Interestingly the upload never seemed to complete. There was no network traffic but iTunes Match was still trying to upload…something. I think the service got stressed on that first Friday and that’s what I was seeing. I also saw a couple of tweets saying the service had been suspended. 24 hours later and when I relaunched iTunes the Match service spent some time and this time it finally completed. I’m not sure how long this took but I eventually had all of my tracks available in iCloud. Great. Now what?
First test was how Match works on iOS. I grabbed my iPad and enabled iTunes Match and got a message that my music library on this device would be replaced. From other podcasts and forums I’d seen, this meant the iPad music would be wiped and I’d start again.
However the music that had been sync’d to the iPad remained in place and eventually (20 mins or so) my whole library was displayed with cloud icons next to those tracks that were available to download. Playlists are also sync’d via iCloud and you can make changes to the playlists from any device and those changes will be saved across all devices. After some digging, this excellent article from Macworld explains the replacing/supplementing issue – If your iOS device was synced to a music library you’ve connected to iTunes Match, it will only supplement your currently synced content, leaving already-synced songs alone and adding iCloud download icons for those that haven’t been added to your device. If it’s synced with music not in your iTunes Match collection, however, all of that will be replaced.
Download speed over wifi is great, 3G – mileage will vary as expected. The tracks will start playing before they are fully downloaded. It’s not streaming, but pretty close. If I’m honest though, how often am I going to want to download tracks when I’m away from my Mac? I can see it happening the odd time but thats about it.

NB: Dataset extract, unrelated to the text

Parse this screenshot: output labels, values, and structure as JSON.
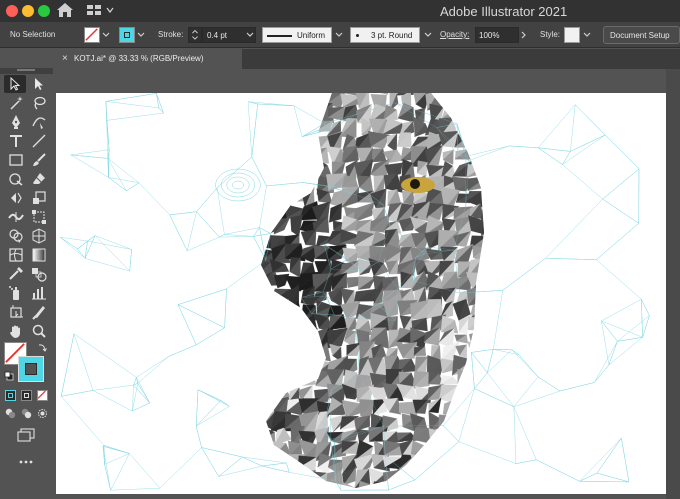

With Match up and running the next job was to replace my old crummy tracks with spiffy good quality 256Kbps AAC versions. I created the following playlist (hat tip Macworld) which highlighted the tracks available to download that were of better quality than I currently had.
Many of my tracks were ripped from CD and I stuck at 192Kbps at the time. I also had quite a few albums acquired form less honest sources that were of low quality. I selected a couple of test albums, held down the option key and clicked delete. I sent the albums to trash but kept them on iCloud. I setup a second playlist that showed music on iCloud and not on local machine, selected both albums and clicked Download. Thirty seconds later I had two albums refreshed at a higher quality but most importantly my ratings and played count were retained from the old files. With that test concluded, and safe in the knowledge I had backed up everything, I selected all files of a lower quality, deleted them and then kicked off the download.
I them went out for the morning.
On my return iTunes had finished – 6548 tracks downloaded which is just over 53GB in total. Boom.
Is it worth it?
So thats iTunes Match. If I’m being harsh it’s the new form of Apple tax – replacing the yearly subscription that was MobileMe with iTunes Match. However it’s a service that delivers an upgrade to the quality of your music, gives you legitimate copies of your music irrespective of source (when it was announced in June 2011 I couldn’t believe it was the case) and allows you to download your music from anywhere in the world without leaving your machine running at home…or needing to carry it all with you.
One final benefit is that your music collection is backed up to the cloud. In event of a hard drive loss you can download your full music library to an existing or brand new machine. Compared to the Amazon S3 costs, that alone is worth £21 a year for me.
For me it’s highly recommended – just make sure you’ve taken a backup before proceeding just in case.